Items from an interface collection:
● ● ● ● ● ● ●

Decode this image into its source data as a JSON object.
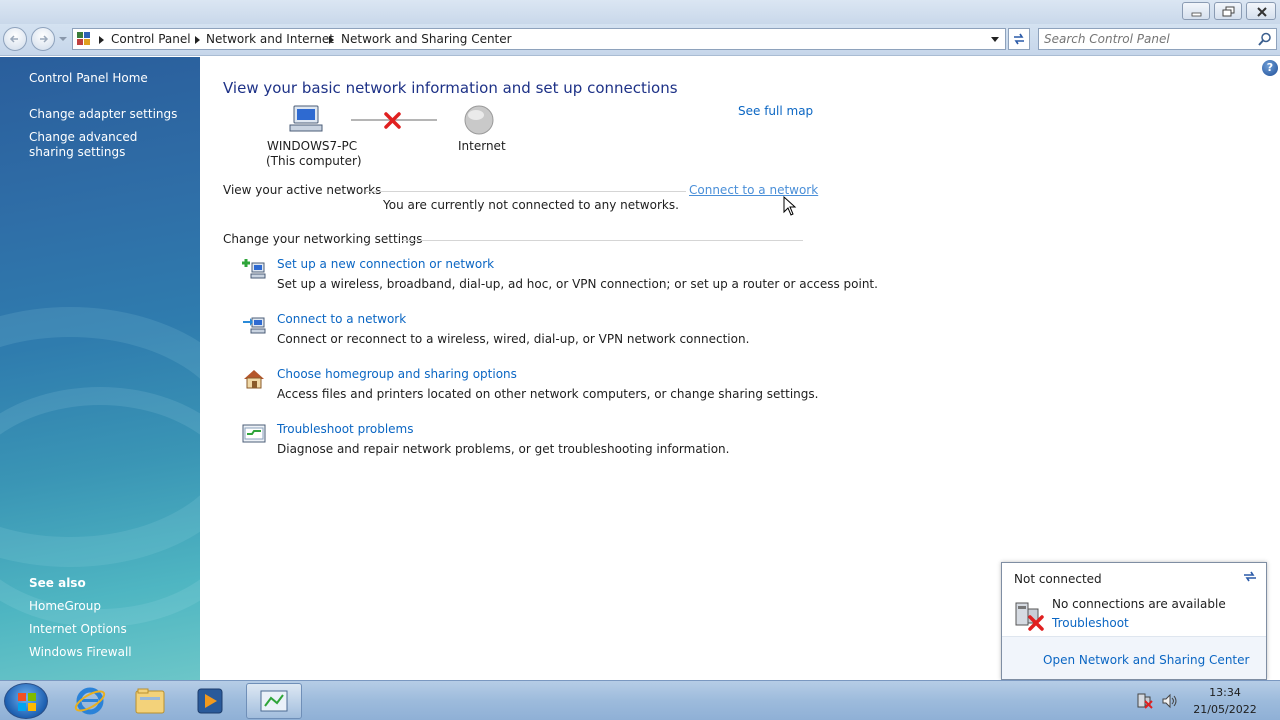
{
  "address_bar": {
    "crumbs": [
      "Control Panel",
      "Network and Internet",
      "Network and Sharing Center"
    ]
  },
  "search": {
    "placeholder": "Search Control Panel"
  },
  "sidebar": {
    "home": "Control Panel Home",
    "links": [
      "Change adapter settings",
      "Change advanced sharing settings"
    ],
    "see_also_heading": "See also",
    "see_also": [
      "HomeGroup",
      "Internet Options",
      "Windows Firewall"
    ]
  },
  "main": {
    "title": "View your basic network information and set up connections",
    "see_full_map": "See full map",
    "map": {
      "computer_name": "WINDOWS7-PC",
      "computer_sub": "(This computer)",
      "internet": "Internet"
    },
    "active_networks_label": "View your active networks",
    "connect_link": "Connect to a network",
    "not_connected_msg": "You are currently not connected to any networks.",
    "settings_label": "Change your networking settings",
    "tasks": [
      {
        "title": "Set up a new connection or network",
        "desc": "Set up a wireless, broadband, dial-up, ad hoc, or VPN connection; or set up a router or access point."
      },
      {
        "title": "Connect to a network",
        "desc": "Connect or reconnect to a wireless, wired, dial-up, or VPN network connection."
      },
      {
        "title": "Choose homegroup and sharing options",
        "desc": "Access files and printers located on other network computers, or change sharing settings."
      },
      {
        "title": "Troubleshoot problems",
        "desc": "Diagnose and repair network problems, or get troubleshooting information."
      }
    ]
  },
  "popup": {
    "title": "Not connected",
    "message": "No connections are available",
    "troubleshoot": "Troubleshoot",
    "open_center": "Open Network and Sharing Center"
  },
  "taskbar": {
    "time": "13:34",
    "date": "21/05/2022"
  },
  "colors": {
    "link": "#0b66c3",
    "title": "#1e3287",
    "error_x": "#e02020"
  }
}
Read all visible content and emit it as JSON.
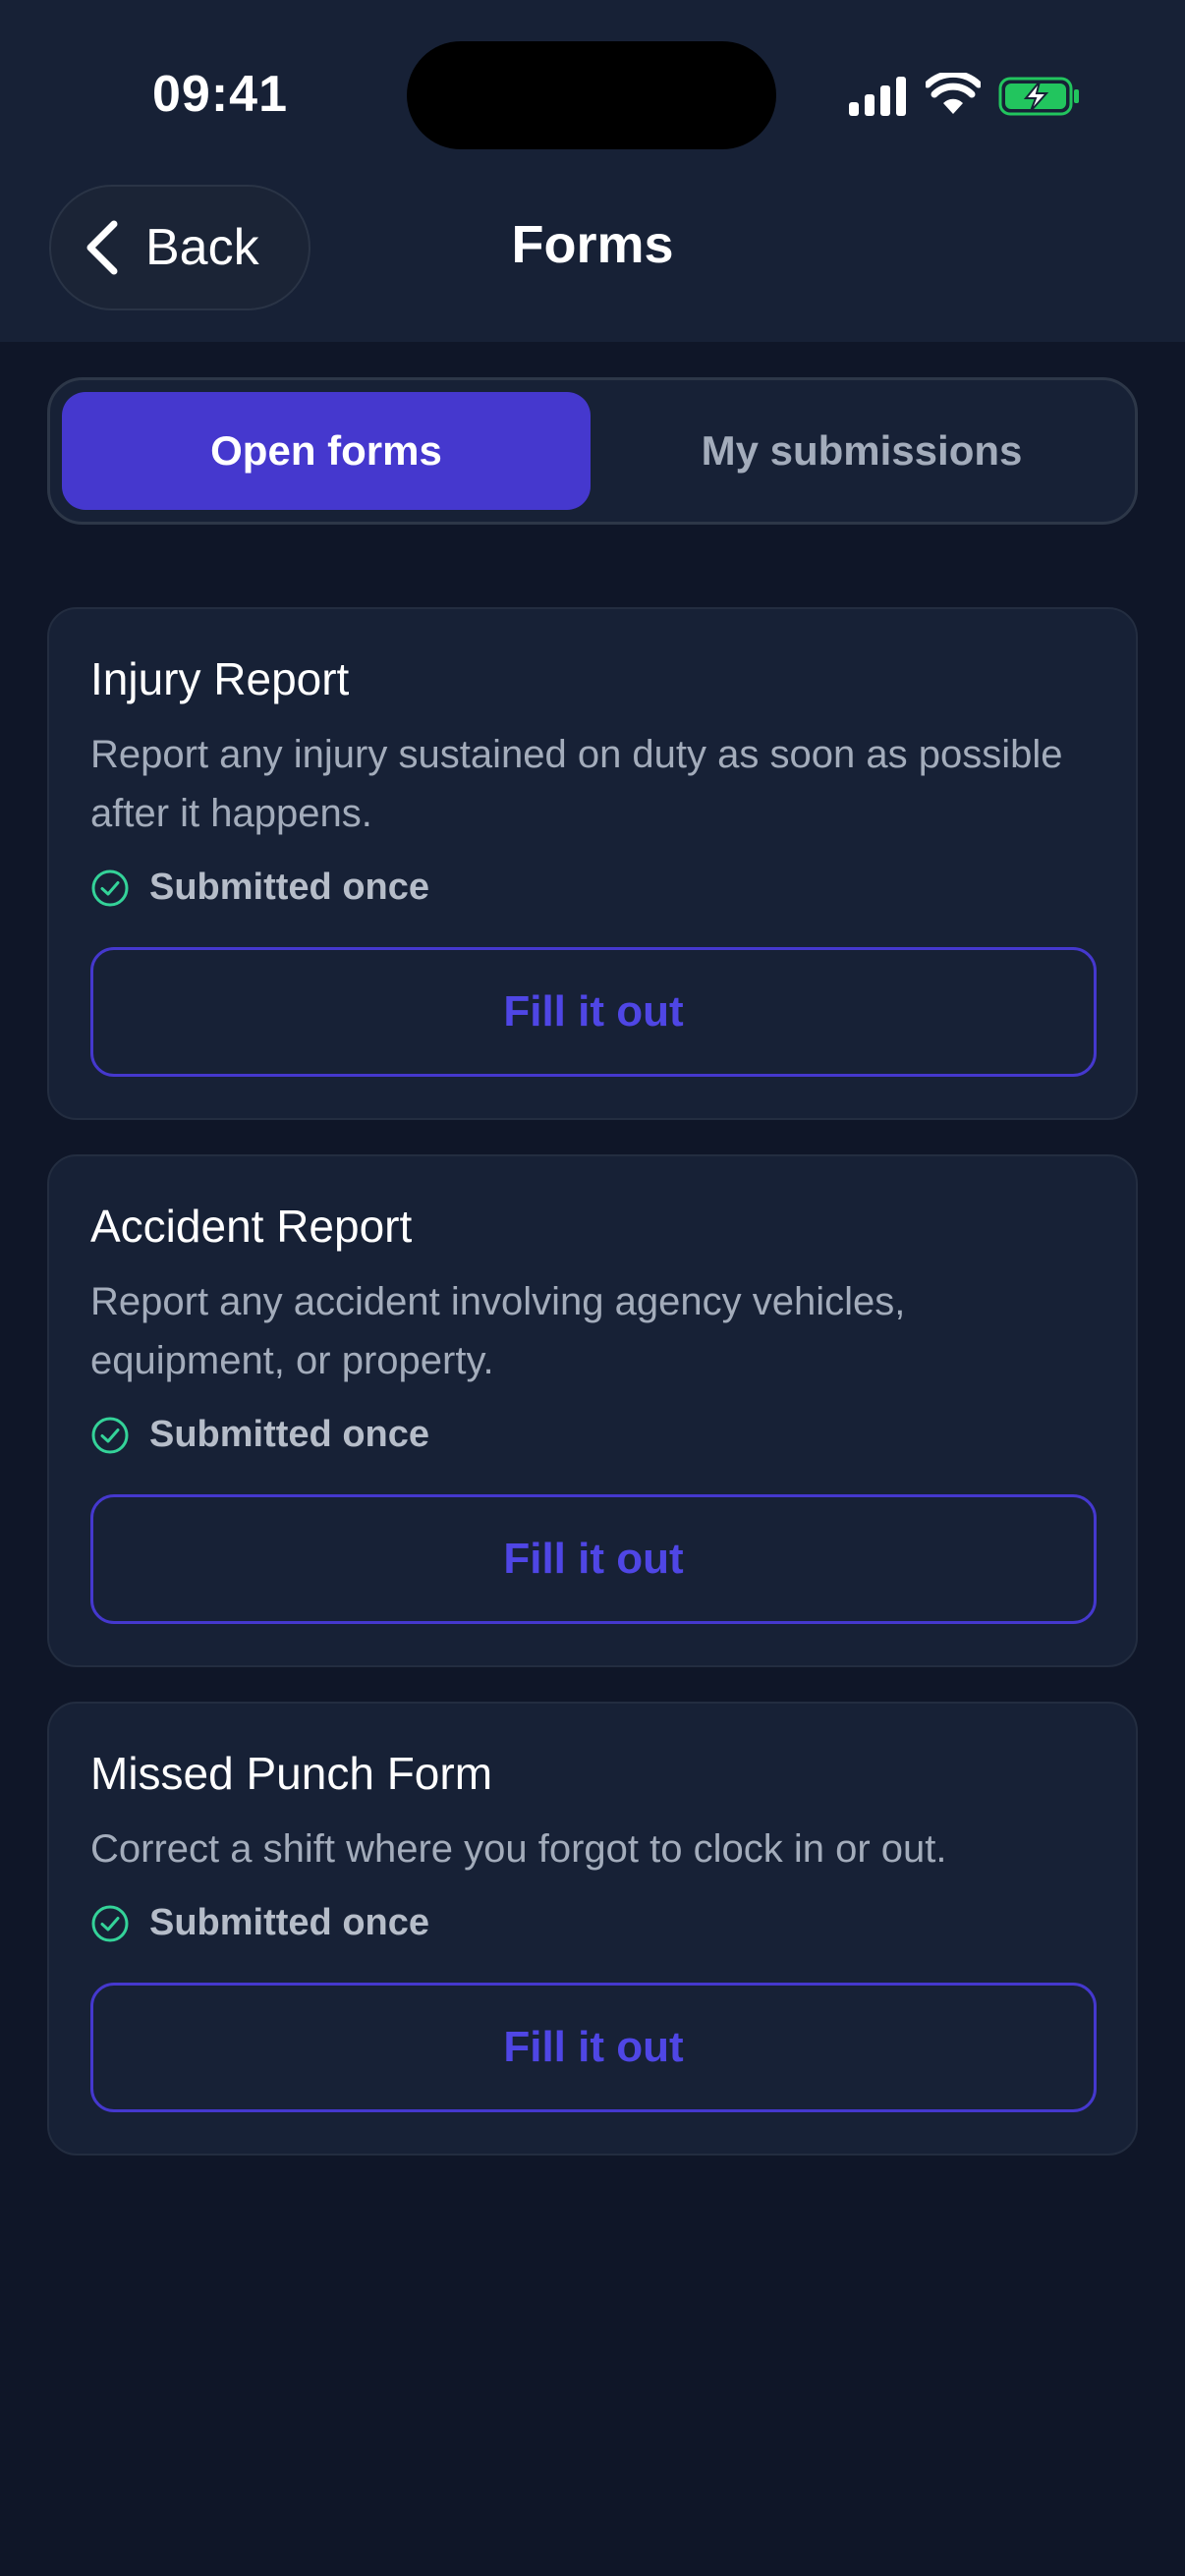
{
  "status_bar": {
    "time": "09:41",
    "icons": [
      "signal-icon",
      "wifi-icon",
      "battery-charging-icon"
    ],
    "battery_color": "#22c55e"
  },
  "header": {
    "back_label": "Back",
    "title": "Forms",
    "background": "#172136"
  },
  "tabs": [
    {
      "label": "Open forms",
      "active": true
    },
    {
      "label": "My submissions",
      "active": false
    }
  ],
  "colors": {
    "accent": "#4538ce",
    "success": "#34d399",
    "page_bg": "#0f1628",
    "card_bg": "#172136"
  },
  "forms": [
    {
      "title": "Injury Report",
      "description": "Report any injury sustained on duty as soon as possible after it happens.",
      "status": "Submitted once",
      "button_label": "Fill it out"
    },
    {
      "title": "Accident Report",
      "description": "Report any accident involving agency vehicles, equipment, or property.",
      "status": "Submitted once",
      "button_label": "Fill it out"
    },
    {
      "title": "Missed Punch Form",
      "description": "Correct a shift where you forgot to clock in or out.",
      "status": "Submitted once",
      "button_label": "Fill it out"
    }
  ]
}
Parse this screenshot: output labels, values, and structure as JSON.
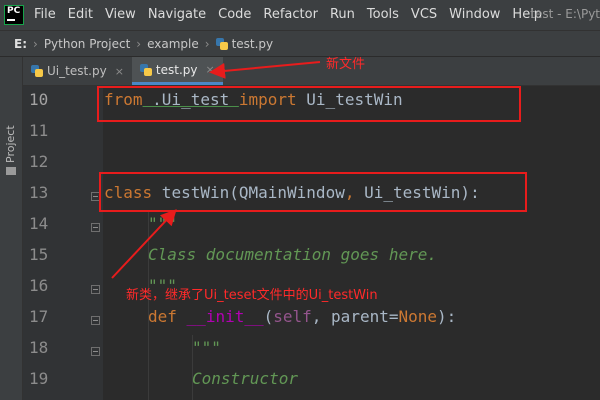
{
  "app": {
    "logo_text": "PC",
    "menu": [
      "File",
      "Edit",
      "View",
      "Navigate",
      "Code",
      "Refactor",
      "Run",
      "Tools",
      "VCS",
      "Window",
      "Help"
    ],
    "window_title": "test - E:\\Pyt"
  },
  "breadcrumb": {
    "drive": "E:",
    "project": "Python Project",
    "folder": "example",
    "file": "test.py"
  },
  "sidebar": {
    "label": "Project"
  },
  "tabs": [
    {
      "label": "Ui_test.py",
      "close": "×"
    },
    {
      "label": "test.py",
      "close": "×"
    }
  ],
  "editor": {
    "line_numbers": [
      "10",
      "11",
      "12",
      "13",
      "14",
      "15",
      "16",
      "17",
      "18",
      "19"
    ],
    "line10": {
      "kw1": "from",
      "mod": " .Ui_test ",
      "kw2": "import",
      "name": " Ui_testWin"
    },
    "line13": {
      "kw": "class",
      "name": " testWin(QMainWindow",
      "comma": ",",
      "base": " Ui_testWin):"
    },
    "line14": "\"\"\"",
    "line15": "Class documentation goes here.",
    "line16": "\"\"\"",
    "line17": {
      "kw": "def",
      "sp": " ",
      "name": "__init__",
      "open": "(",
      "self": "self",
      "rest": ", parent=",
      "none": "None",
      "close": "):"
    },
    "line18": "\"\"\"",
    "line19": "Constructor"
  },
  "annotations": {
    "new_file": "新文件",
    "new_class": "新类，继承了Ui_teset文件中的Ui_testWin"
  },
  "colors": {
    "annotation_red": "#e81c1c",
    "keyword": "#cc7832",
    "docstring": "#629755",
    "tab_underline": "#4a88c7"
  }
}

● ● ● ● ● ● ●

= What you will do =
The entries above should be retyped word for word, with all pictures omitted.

= The completed task =
Decode this image into its source data as a JSON object.
{
  "address_bar": {
    "crumbs": [
      "Control Panel",
      "Network and Internet",
      "Network and Sharing Center"
    ]
  },
  "search": {
    "placeholder": "Search Control Panel"
  },
  "sidebar": {
    "home": "Control Panel Home",
    "links": [
      "Change adapter settings",
      "Change advanced sharing settings"
    ],
    "see_also_heading": "See also",
    "see_also": [
      "HomeGroup",
      "Internet Options",
      "Windows Firewall"
    ]
  },
  "main": {
    "title": "View your basic network information and set up connections",
    "see_full_map": "See full map",
    "map": {
      "computer_name": "WINDOWS7-PC",
      "computer_sub": "(This computer)",
      "internet": "Internet"
    },
    "active_networks_label": "View your active networks",
    "connect_link": "Connect to a network",
    "not_connected_msg": "You are currently not connected to any networks.",
    "settings_label": "Change your networking settings",
    "tasks": [
      {
        "title": "Set up a new connection or network",
        "desc": "Set up a wireless, broadband, dial-up, ad hoc, or VPN connection; or set up a router or access point."
      },
      {
        "title": "Connect to a network",
        "desc": "Connect or reconnect to a wireless, wired, dial-up, or VPN network connection."
      },
      {
        "title": "Choose homegroup and sharing options",
        "desc": "Access files and printers located on other network computers, or change sharing settings."
      },
      {
        "title": "Troubleshoot problems",
        "desc": "Diagnose and repair network problems, or get troubleshooting information."
      }
    ]
  },
  "popup": {
    "title": "Not connected",
    "message": "No connections are available",
    "troubleshoot": "Troubleshoot",
    "open_center": "Open Network and Sharing Center"
  },
  "taskbar": {
    "time": "13:34",
    "date": "21/05/2022"
  },
  "colors": {
    "link": "#0b66c3",
    "title": "#1e3287",
    "error_x": "#e02020"
  }
}
Read all visible content and emit it as JSON.
{
  "status_bar": {
    "time": "09:41",
    "icons": [
      "signal-icon",
      "wifi-icon",
      "battery-charging-icon"
    ],
    "battery_color": "#22c55e"
  },
  "header": {
    "back_label": "Back",
    "title": "Forms",
    "background": "#172136"
  },
  "tabs": [
    {
      "label": "Open forms",
      "active": true
    },
    {
      "label": "My submissions",
      "active": false
    }
  ],
  "colors": {
    "accent": "#4538ce",
    "success": "#34d399",
    "page_bg": "#0f1628",
    "card_bg": "#172136"
  },
  "forms": [
    {
      "title": "Injury Report",
      "description": "Report any injury sustained on duty as soon as possible after it happens.",
      "status": "Submitted once",
      "button_label": "Fill it out"
    },
    {
      "title": "Accident Report",
      "description": "Report any accident involving agency vehicles, equipment, or property.",
      "status": "Submitted once",
      "button_label": "Fill it out"
    },
    {
      "title": "Missed Punch Form",
      "description": "Correct a shift where you forgot to clock in or out.",
      "status": "Submitted once",
      "button_label": "Fill it out"
    }
  ]
}
Parse this screenshot: output labels, values, and structure as JSON.
{
  "app": {
    "logo_text": "PC",
    "menu": [
      "File",
      "Edit",
      "View",
      "Navigate",
      "Code",
      "Refactor",
      "Run",
      "Tools",
      "VCS",
      "Window",
      "Help"
    ],
    "window_title": "test - E:\\Pyt"
  },
  "breadcrumb": {
    "drive": "E:",
    "project": "Python Project",
    "folder": "example",
    "file": "test.py"
  },
  "sidebar": {
    "label": "Project"
  },
  "tabs": [
    {
      "label": "Ui_test.py",
      "close": "×"
    },
    {
      "label": "test.py",
      "close": "×"
    }
  ],
  "editor": {
    "line_numbers": [
      "10",
      "11",
      "12",
      "13",
      "14",
      "15",
      "16",
      "17",
      "18",
      "19"
    ],
    "line10": {
      "kw1": "from",
      "mod": " .Ui_test ",
      "kw2": "import",
      "name": " Ui_testWin"
    },
    "line13": {
      "kw": "class",
      "name": " testWin(QMainWindow",
      "comma": ",",
      "base": " Ui_testWin):"
    },
    "line14": "\"\"\"",
    "line15": "Class documentation goes here.",
    "line16": "\"\"\"",
    "line17": {
      "kw": "def",
      "sp": " ",
      "name": "__init__",
      "open": "(",
      "self": "self",
      "rest": ", parent=",
      "none": "None",
      "close": "):"
    },
    "line18": "\"\"\"",
    "line19": "Constructor"
  },
  "annotations": {
    "new_file": "新文件",
    "new_class": "新类，继承了Ui_teset文件中的Ui_testWin"
  },
  "colors": {
    "annotation_red": "#e81c1c",
    "keyword": "#cc7832",
    "docstring": "#629755",
    "tab_underline": "#4a88c7"
  }
}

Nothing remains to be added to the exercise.